Full cost accounting and most accounting reform and monetary reform measures are usually thought to be impossible to achieve without a good model of the service economy.
Since the 1950s, the global economy has undergone a structural transformation. For this change, the American economist Victor R. Fuchs called it “the service economy” in 1968. He believes that the United States has taken the lead in entering the service economy and society in the Western countries. The declaration heralded the arrival of a service economy that began in the United States on a global scale. With the rapid development of information revolution and technology, the service economy has also shown new development trends.Startup company
A startup or start up is a company initiated by individual founders or entrepreneurs to search for a repeatable and scalable business model. More specifically, a startup is a newly emerged business venture that aims to develop a viable business model to meet a marketplace need or problem. Founders design startups to effectively develop and validate a scalable business model. Hence, the concepts of startups and entrepreneurship are similar.

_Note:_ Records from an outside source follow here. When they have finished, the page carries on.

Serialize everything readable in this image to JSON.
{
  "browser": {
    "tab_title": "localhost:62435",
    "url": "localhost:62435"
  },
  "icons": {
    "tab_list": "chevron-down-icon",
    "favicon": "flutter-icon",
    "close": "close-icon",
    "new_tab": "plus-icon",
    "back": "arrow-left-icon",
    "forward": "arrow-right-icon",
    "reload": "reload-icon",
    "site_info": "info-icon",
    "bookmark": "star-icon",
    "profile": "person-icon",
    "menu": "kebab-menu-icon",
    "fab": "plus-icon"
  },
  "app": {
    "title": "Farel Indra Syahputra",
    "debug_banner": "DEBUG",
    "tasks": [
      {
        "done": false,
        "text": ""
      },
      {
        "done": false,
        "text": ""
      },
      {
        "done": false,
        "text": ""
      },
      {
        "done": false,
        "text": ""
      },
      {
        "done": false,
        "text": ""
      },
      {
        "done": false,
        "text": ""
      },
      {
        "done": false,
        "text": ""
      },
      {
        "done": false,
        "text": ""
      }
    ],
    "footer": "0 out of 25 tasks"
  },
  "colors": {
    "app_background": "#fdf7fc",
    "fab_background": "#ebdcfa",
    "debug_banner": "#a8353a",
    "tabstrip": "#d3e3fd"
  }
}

However, entrepreneurship refers all new businesses, including self-employment and businesses that never intend to grow big or become registered, while startups refer to new businesses that intend to grow beyond the solo founder, have employees, and intend to grow large. Start ups face high uncertainty and do have high rates of failure, but the minority that go on to be successful companies have the potential to become large and influential. Some startups become unicorns, i.e. privately held startup companies valued at over $1 billion.Subscription business model
The subscription business model is a business model in which a customer must pay a recurring price at regular intervals for access to a product or service. The model was pioneered by publishers of books and periodicals in the 17th century, and is now used by many businesses and websites.WebCite
WebCite is an on-demand archiving service, designed to digitally preserve scientific and educationally important material on the web by making snapshots of Internet contents as they existed at the time when a blogger, or a scholar or a Wikipedia editor cited or quoted from it. The preservation service enables verifiability of claims supported by the cited sources even when the original web pages are being revised, removed, or disappear for other reasons, an effect known as link rot.